Marriage is a commitment and a challenge and neither Dan nor Catherine were sure what they were looking for when they first met for dinner five years ago, his first experience of online dating, her first date ever as she explained over the course of the evening, shedding the anonymity which protected her since adolescence and revealing herself, hoping he might understand and accept her, the Zebra Girl with her wickedly beautiful stripes.
A complicated woman in a complicated relationship to whom the past is another country, Catherine has reinvented herself, softened her edges with pink jumpers, pink lip gloss, pink nail varnish, even pink silk pyjamas, but her quirks remain, her difficulty in trusting people and insistence in scrupulous honesty coupled with an approach so forthright it can be unsettling.
Holdovers from an eventful childhood in an unhappy home and a brutal institution, the one bright spot was Anita who Catherine now calls out of the blue, asking for urgent and specific help having summarily decided to end her marriage and needing the support of her best friend. A stranger in town, Anita can gather the items on Catherine’s shopping list without arousing suspicion, cleaning products, bin liners, and a bow saw – predictably preferably pink.

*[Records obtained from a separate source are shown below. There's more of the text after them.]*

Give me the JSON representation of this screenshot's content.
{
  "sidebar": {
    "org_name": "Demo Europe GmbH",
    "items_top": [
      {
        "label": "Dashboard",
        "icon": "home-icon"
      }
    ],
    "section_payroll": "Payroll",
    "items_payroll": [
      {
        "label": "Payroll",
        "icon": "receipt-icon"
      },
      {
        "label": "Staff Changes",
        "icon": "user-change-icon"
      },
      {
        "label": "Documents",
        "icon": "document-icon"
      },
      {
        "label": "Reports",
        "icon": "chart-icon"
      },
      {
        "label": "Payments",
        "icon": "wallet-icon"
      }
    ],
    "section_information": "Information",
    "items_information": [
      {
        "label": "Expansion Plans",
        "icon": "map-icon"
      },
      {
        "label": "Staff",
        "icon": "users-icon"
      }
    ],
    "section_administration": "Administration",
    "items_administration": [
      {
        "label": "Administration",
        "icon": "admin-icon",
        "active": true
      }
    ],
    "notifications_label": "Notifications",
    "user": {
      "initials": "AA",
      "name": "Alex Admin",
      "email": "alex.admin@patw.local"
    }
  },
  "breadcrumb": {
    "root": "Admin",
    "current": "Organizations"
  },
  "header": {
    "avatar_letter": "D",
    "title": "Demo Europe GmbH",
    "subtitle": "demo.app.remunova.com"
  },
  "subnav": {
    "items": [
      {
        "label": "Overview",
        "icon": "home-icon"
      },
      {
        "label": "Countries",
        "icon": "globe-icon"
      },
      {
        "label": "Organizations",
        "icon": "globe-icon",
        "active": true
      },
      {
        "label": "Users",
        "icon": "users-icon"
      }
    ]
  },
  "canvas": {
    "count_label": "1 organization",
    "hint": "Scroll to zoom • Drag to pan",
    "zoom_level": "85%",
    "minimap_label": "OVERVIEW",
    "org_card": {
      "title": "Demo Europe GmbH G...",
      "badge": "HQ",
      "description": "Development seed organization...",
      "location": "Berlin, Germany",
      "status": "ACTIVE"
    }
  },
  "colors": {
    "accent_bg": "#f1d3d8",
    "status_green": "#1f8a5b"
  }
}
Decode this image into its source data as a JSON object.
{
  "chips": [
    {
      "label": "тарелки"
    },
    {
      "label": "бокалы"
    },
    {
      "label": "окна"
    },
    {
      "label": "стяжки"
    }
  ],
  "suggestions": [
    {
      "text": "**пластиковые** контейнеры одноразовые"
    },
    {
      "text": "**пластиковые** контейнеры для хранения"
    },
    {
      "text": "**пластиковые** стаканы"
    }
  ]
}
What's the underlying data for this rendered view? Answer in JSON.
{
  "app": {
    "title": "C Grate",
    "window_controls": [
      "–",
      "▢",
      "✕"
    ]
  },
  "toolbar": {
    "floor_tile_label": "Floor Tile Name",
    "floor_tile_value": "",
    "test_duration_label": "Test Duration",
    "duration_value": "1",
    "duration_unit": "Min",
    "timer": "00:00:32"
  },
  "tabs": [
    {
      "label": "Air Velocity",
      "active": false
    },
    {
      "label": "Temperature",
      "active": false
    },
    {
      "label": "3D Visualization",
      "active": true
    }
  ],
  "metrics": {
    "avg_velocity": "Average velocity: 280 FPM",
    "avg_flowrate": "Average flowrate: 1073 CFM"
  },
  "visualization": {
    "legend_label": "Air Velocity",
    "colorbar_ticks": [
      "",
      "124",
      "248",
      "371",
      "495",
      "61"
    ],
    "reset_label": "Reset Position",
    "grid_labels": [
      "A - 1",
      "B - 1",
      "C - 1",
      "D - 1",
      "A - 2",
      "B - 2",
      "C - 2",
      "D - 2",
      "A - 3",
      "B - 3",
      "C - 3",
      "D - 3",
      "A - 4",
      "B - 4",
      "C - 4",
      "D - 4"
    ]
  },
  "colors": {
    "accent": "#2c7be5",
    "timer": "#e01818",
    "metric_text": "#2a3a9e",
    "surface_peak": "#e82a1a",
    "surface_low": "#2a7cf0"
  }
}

Expanded from Derek Ahonen’s play Catherine and Anita by director Stephanie Zari and Sarah Roy who reprises her role as Catherine, the Zebra Girl sees herself as powerful and inspirational, liberated from the shackles which bound her to the expectations of society and the laws of man and nature: “If I was going to kill anyone I would have killed mother” was her defence when tiresomely questioned by the police about actions they couldn’t comprehend.
Tom Cullen’s Dan blindsided by Catherine’s change of heart, Jade Anouka is Anita, dancing to alleviate the initial shock of the request but struggling with Catherine’s demands and cold indifference even as she tries to comply, while Isabelle Connolly and Romani Wright are the teen Catherine and Anita, presenting a united front of sullen defiance of the norm which Catherine is now reliant on remaining undiminished.
An experience as uncomfortable as Dan and Catherine’s tortuous first date, Zebra Girl is certainly more enjoyable for the audience than the participants, capturing the obsessiveness of Heavenly Creatures and the uncertainty of The Library Suicides, Catherine far from a reliable narrator in life or in her unfinished novella, externalising the black shapes of trauma and madness which crawl through her mind as she presents the smile of a perfect wife to the world.